**Exercise:**
Look below and pull out each line with the word "testo".

Data extracted from a collection
◆ ◆ ◆

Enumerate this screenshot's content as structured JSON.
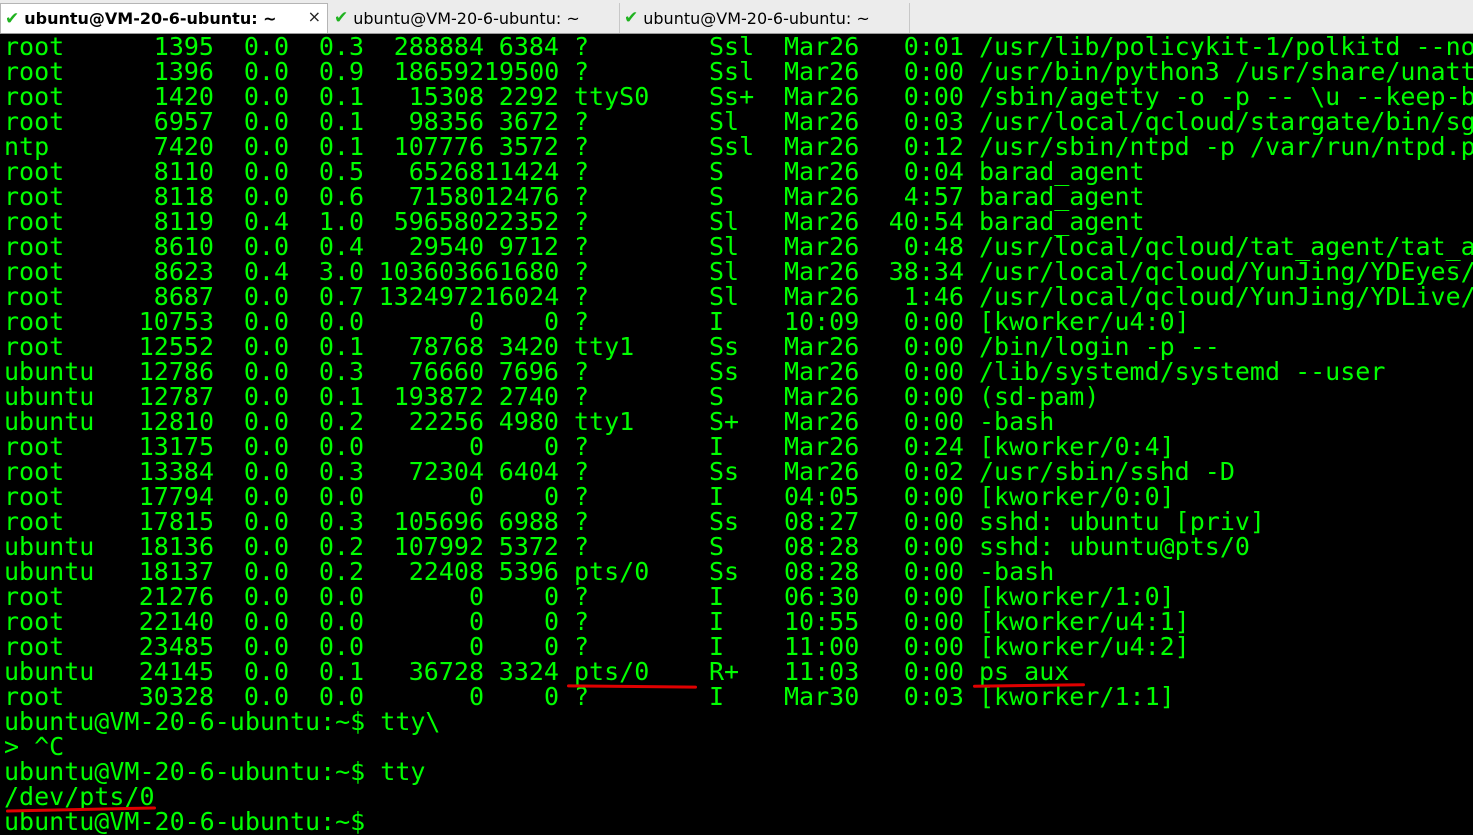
{
  "tabs": [
    {
      "label": "ubuntu@VM-20-6-ubuntu: ~",
      "active": true,
      "close": "×",
      "icon": "check-icon"
    },
    {
      "label": "ubuntu@VM-20-6-ubuntu: ~",
      "active": false,
      "icon": "check-icon"
    },
    {
      "label": "ubuntu@VM-20-6-ubuntu: ~",
      "active": false,
      "icon": "check-icon"
    }
  ],
  "terminal": {
    "text_color": "#00ff00",
    "background": "#000000",
    "ps_rows": [
      [
        "root",
        "1395",
        "0.0",
        "0.3",
        "288884",
        "6384",
        "?",
        "Ssl",
        "Mar26",
        "0:01",
        "/usr/lib/policykit-1/polkitd --no"
      ],
      [
        "root",
        "1396",
        "0.0",
        "0.9",
        "186592",
        "19500",
        "?",
        "Ssl",
        "Mar26",
        "0:00",
        "/usr/bin/python3 /usr/share/unatt"
      ],
      [
        "root",
        "1420",
        "0.0",
        "0.1",
        "15308",
        "2292",
        "ttyS0",
        "Ss+",
        "Mar26",
        "0:00",
        "/sbin/agetty -o -p -- \\u --keep-b"
      ],
      [
        "root",
        "6957",
        "0.0",
        "0.1",
        "98356",
        "3672",
        "?",
        "Sl",
        "Mar26",
        "0:03",
        "/usr/local/qcloud/stargate/bin/sg"
      ],
      [
        "ntp",
        "7420",
        "0.0",
        "0.1",
        "107776",
        "3572",
        "?",
        "Ssl",
        "Mar26",
        "0:12",
        "/usr/sbin/ntpd -p /var/run/ntpd.p"
      ],
      [
        "root",
        "8110",
        "0.0",
        "0.5",
        "65268",
        "11424",
        "?",
        "S",
        "Mar26",
        "0:04",
        "barad_agent"
      ],
      [
        "root",
        "8118",
        "0.0",
        "0.6",
        "71580",
        "12476",
        "?",
        "S",
        "Mar26",
        "4:57",
        "barad_agent"
      ],
      [
        "root",
        "8119",
        "0.4",
        "1.0",
        "596580",
        "22352",
        "?",
        "Sl",
        "Mar26",
        "40:54",
        "barad_agent"
      ],
      [
        "root",
        "8610",
        "0.0",
        "0.4",
        "29540",
        "9712",
        "?",
        "Sl",
        "Mar26",
        "0:48",
        "/usr/local/qcloud/tat_agent/tat_a"
      ],
      [
        "root",
        "8623",
        "0.4",
        "3.0",
        "1036036",
        "61680",
        "?",
        "Sl",
        "Mar26",
        "38:34",
        "/usr/local/qcloud/YunJing/YDEyes/"
      ],
      [
        "root",
        "8687",
        "0.0",
        "0.7",
        "1324972",
        "16024",
        "?",
        "Sl",
        "Mar26",
        "1:46",
        "/usr/local/qcloud/YunJing/YDLive/"
      ],
      [
        "root",
        "10753",
        "0.0",
        "0.0",
        "0",
        "0",
        "?",
        "I",
        "10:09",
        "0:00",
        "[kworker/u4:0]"
      ],
      [
        "root",
        "12552",
        "0.0",
        "0.1",
        "78768",
        "3420",
        "tty1",
        "Ss",
        "Mar26",
        "0:00",
        "/bin/login -p --"
      ],
      [
        "ubuntu",
        "12786",
        "0.0",
        "0.3",
        "76660",
        "7696",
        "?",
        "Ss",
        "Mar26",
        "0:00",
        "/lib/systemd/systemd --user"
      ],
      [
        "ubuntu",
        "12787",
        "0.0",
        "0.1",
        "193872",
        "2740",
        "?",
        "S",
        "Mar26",
        "0:00",
        "(sd-pam)"
      ],
      [
        "ubuntu",
        "12810",
        "0.0",
        "0.2",
        "22256",
        "4980",
        "tty1",
        "S+",
        "Mar26",
        "0:00",
        "-bash"
      ],
      [
        "root",
        "13175",
        "0.0",
        "0.0",
        "0",
        "0",
        "?",
        "I",
        "Mar26",
        "0:24",
        "[kworker/0:4]"
      ],
      [
        "root",
        "13384",
        "0.0",
        "0.3",
        "72304",
        "6404",
        "?",
        "Ss",
        "Mar26",
        "0:02",
        "/usr/sbin/sshd -D"
      ],
      [
        "root",
        "17794",
        "0.0",
        "0.0",
        "0",
        "0",
        "?",
        "I",
        "04:05",
        "0:00",
        "[kworker/0:0]"
      ],
      [
        "root",
        "17815",
        "0.0",
        "0.3",
        "105696",
        "6988",
        "?",
        "Ss",
        "08:27",
        "0:00",
        "sshd: ubuntu [priv]"
      ],
      [
        "ubuntu",
        "18136",
        "0.0",
        "0.2",
        "107992",
        "5372",
        "?",
        "S",
        "08:28",
        "0:00",
        "sshd: ubuntu@pts/0"
      ],
      [
        "ubuntu",
        "18137",
        "0.0",
        "0.2",
        "22408",
        "5396",
        "pts/0",
        "Ss",
        "08:28",
        "0:00",
        "-bash"
      ],
      [
        "root",
        "21276",
        "0.0",
        "0.0",
        "0",
        "0",
        "?",
        "I",
        "06:30",
        "0:00",
        "[kworker/1:0]"
      ],
      [
        "root",
        "22140",
        "0.0",
        "0.0",
        "0",
        "0",
        "?",
        "I",
        "10:55",
        "0:00",
        "[kworker/u4:1]"
      ],
      [
        "root",
        "23485",
        "0.0",
        "0.0",
        "0",
        "0",
        "?",
        "I",
        "11:00",
        "0:00",
        "[kworker/u4:2]"
      ],
      [
        "ubuntu",
        "24145",
        "0.0",
        "0.1",
        "36728",
        "3324",
        "pts/0",
        "R+",
        "11:03",
        "0:00",
        "ps aux"
      ],
      [
        "root",
        "30328",
        "0.0",
        "0.0",
        "0",
        "0",
        "?",
        "I",
        "Mar30",
        "0:03",
        "[kworker/1:1]"
      ]
    ],
    "tail_lines": [
      "ubuntu@VM-20-6-ubuntu:~$ tty\\",
      "> ^C",
      "ubuntu@VM-20-6-ubuntu:~$ tty",
      "/dev/pts/0",
      "ubuntu@VM-20-6-ubuntu:~$"
    ]
  },
  "annotations": {
    "underline_color": "#e00000"
  }
}
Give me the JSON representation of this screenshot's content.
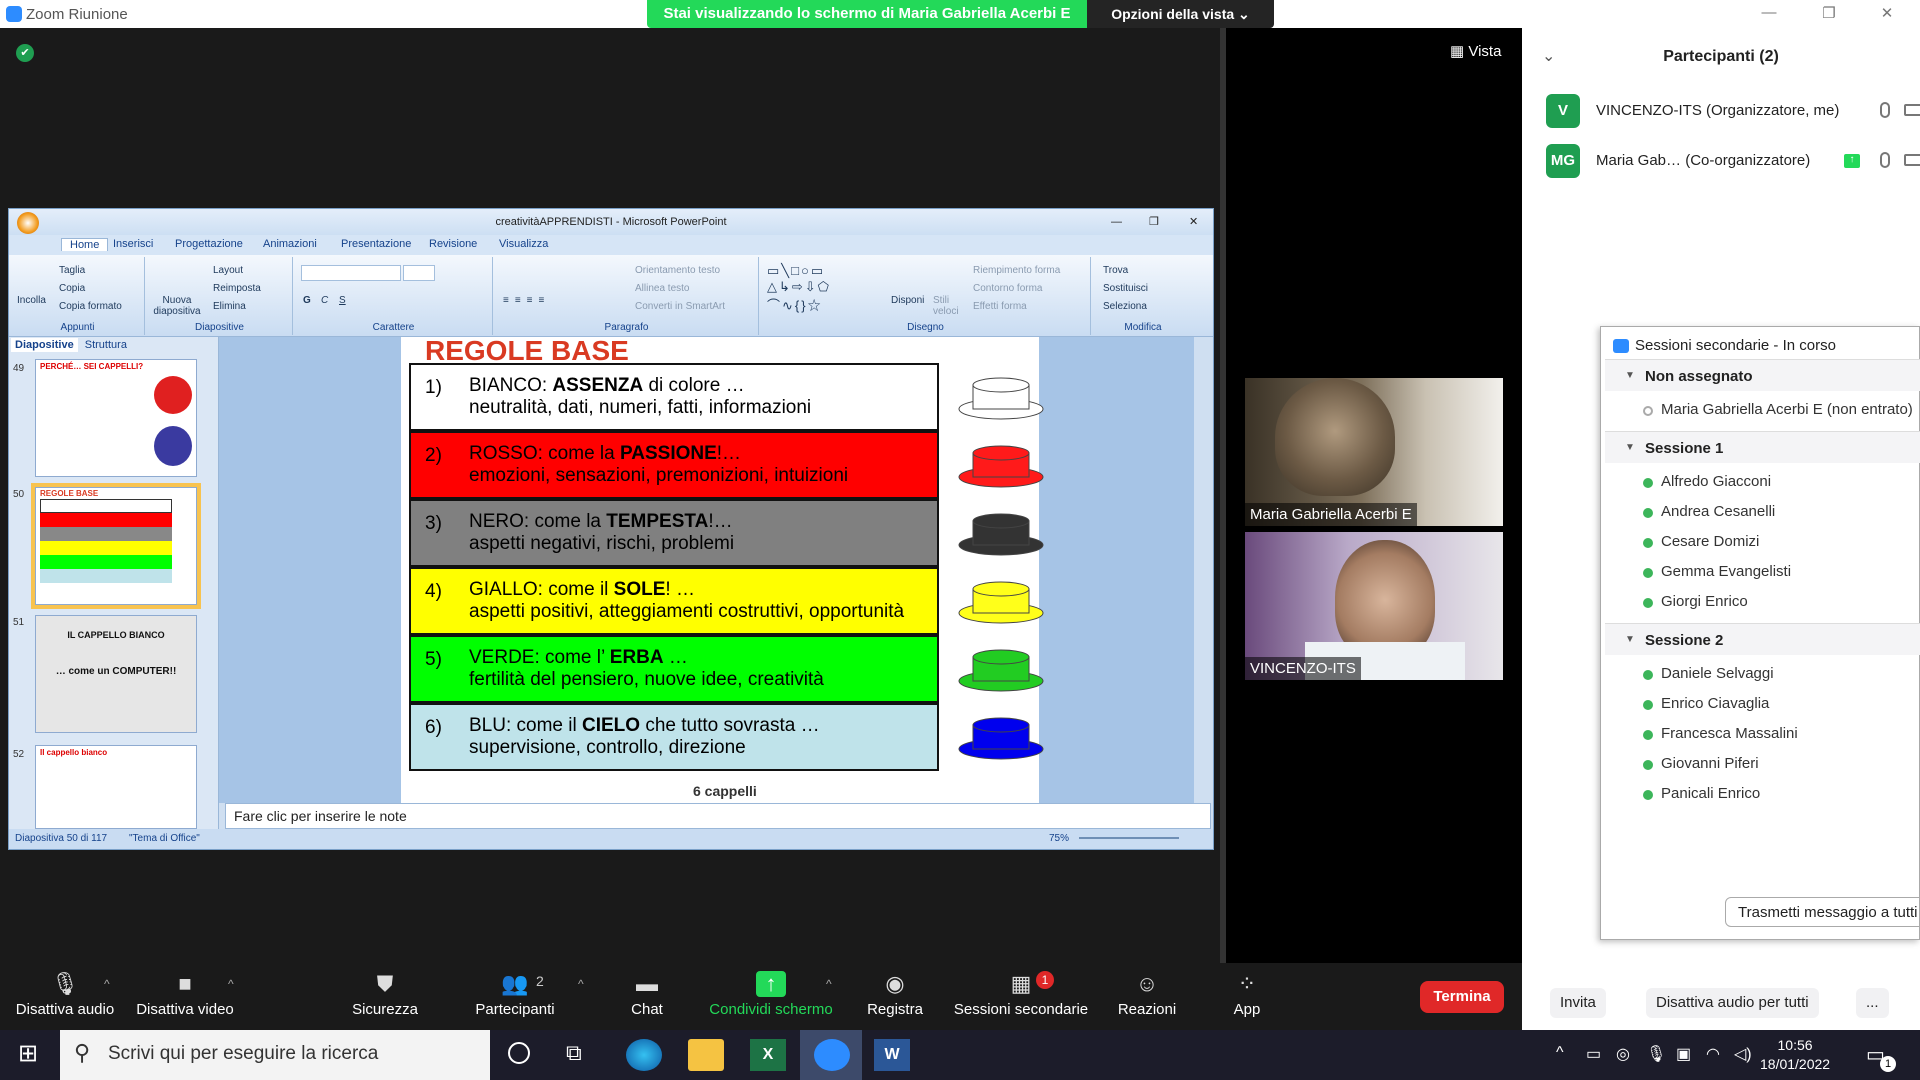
{
  "window": {
    "app_title": "Zoom Riunione",
    "share_banner": "Stai visualizzando lo schermo di Maria Gabriella Acerbi E",
    "view_options": "Opzioni della vista",
    "vista": "Vista",
    "minimize": "—",
    "restore": "❐",
    "close": "✕"
  },
  "ppt": {
    "title": "creativitàAPPRENDISTI - Microsoft PowerPoint",
    "tabs": [
      "Home",
      "Inserisci",
      "Progettazione",
      "Animazioni",
      "Presentazione",
      "Revisione",
      "Visualizza"
    ],
    "groups": {
      "appunti": "Appunti",
      "diapositive": "Diapositive",
      "carattere": "Carattere",
      "paragrafo": "Paragrafo",
      "disegno": "Disegno",
      "modifica": "Modifica"
    },
    "ribbon": {
      "incolla": "Incolla",
      "taglia": "Taglia",
      "copia": "Copia",
      "copia_formato": "Copia formato",
      "nuova_diapositiva": "Nuova diapositiva",
      "layout": "Layout",
      "reimposta": "Reimposta",
      "elimina": "Elimina",
      "orientamento_testo": "Orientamento testo",
      "allinea_testo": "Allinea testo",
      "converti_smartart": "Converti in SmartArt",
      "disponi": "Disponi",
      "stili_veloci": "Stili veloci",
      "riempimento_forma": "Riempimento forma",
      "contorno_forma": "Contorno forma",
      "effetti_forma": "Effetti forma",
      "trova": "Trova",
      "sostituisci": "Sostituisci",
      "seleziona": "Seleziona"
    },
    "pane_tabs": [
      "Diapositive",
      "Struttura"
    ],
    "thumbs": [
      {
        "num": "49",
        "title": "PERCHÉ… SEI CAPPELLI?"
      },
      {
        "num": "50",
        "title": "REGOLE BASE"
      },
      {
        "num": "51",
        "title": "IL CAPPELLO BIANCO",
        "sub": "… come un COMPUTER!!"
      },
      {
        "num": "52",
        "title": "Il cappello bianco"
      }
    ],
    "slide": {
      "title": "REGOLE BASE",
      "caption": "6 cappelli",
      "rows": [
        {
          "num": "1)",
          "l1_pre": "BIANCO: ",
          "l1_bold": "ASSENZA",
          "l1_post": " di colore …",
          "l2": "neutralità, dati, numeri, fatti, informazioni",
          "bg": "#ffffff",
          "hat": "#ffffff"
        },
        {
          "num": "2)",
          "l1_pre": "ROSSO: come la ",
          "l1_bold": "PASSIONE",
          "l1_post": "!…",
          "l2": "emozioni, sensazioni, premonizioni, intuizioni",
          "bg": "#ff0000",
          "hat": "#ff1a1a"
        },
        {
          "num": "3)",
          "l1_pre": "NERO: come la ",
          "l1_bold": "TEMPESTA",
          "l1_post": "!…",
          "l2": "aspetti negativi, rischi, problemi",
          "bg": "#808080",
          "hat": "#333333"
        },
        {
          "num": "4)",
          "l1_pre": "GIALLO: come il ",
          "l1_bold": "SOLE",
          "l1_post": "! …",
          "l2": "aspetti positivi, atteggiamenti costruttivi, opportunità",
          "bg": "#ffff00",
          "hat": "#ffff1a"
        },
        {
          "num": "5)",
          "l1_pre": "VERDE: come l’ ",
          "l1_bold": "ERBA",
          "l1_post": " …",
          "l2": "fertilità del pensiero, nuove idee, creatività",
          "bg": "#00ff00",
          "hat": "#22cc22"
        },
        {
          "num": "6)",
          "l1_pre": "BLU: come il ",
          "l1_bold": "CIELO",
          "l1_post": " che tutto sovrasta …",
          "l2": "supervisione, controllo, direzione",
          "bg": "#bfe3ea",
          "hat": "#0000ee"
        }
      ]
    },
    "notes_placeholder": "Fare clic per inserire le note",
    "status": {
      "slide": "Diapositiva 50 di 117",
      "theme": "\"Tema di Office\"",
      "zoom": "75%"
    }
  },
  "videos": [
    {
      "name": "Maria Gabriella Acerbi E"
    },
    {
      "name": "VINCENZO-ITS"
    }
  ],
  "participants": {
    "title": "Partecipanti (2)",
    "list": [
      {
        "initials": "V",
        "name": "VINCENZO-ITS (Organizzatore, me)",
        "color": "#1f9e51"
      },
      {
        "initials": "MG",
        "name": "Maria Gab…  (Co-organizzatore)",
        "color": "#1f9e51"
      }
    ],
    "invite": "Invita",
    "mute_all": "Disattiva audio per tutti",
    "more": "..."
  },
  "breakout": {
    "title": "Sessioni secondarie - In corso",
    "sections": [
      {
        "name": "Non assegnato",
        "members": [
          "Maria Gabriella Acerbi E (non entrato)"
        ]
      },
      {
        "name": "Sessione 1",
        "members": [
          "Alfredo Giacconi",
          "Andrea Cesanelli",
          "Cesare Domizi",
          "Gemma Evangelisti",
          "Giorgi Enrico"
        ]
      },
      {
        "name": "Sessione 2",
        "members": [
          "Daniele Selvaggi",
          "Enrico Ciavaglia",
          "Francesca Massalini",
          "Giovanni Piferi",
          "Panicali Enrico"
        ]
      }
    ],
    "send_message": "Trasmetti messaggio a tutti"
  },
  "toolbar": {
    "audio": "Disattiva audio",
    "video": "Disattiva video",
    "security": "Sicurezza",
    "participants": "Partecipanti",
    "participants_count": "2",
    "chat": "Chat",
    "share": "Condividi schermo",
    "record": "Registra",
    "breakout": "Sessioni secondarie",
    "breakout_badge": "1",
    "reactions": "Reazioni",
    "apps": "App",
    "end": "Termina"
  },
  "taskbar": {
    "search_placeholder": "Scrivi qui per eseguire la ricerca",
    "time": "10:56",
    "date": "18/01/2022",
    "notif_count": "1"
  },
  "colors": {
    "zoom_green": "#23d959",
    "zoom_blue": "#2d8cff",
    "end_red": "#e02828"
  }
}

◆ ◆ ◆

**Solution for this problem:**
      "orientamento_testo": "Orientamento testo",
      "allinea_testo": "Allinea testo",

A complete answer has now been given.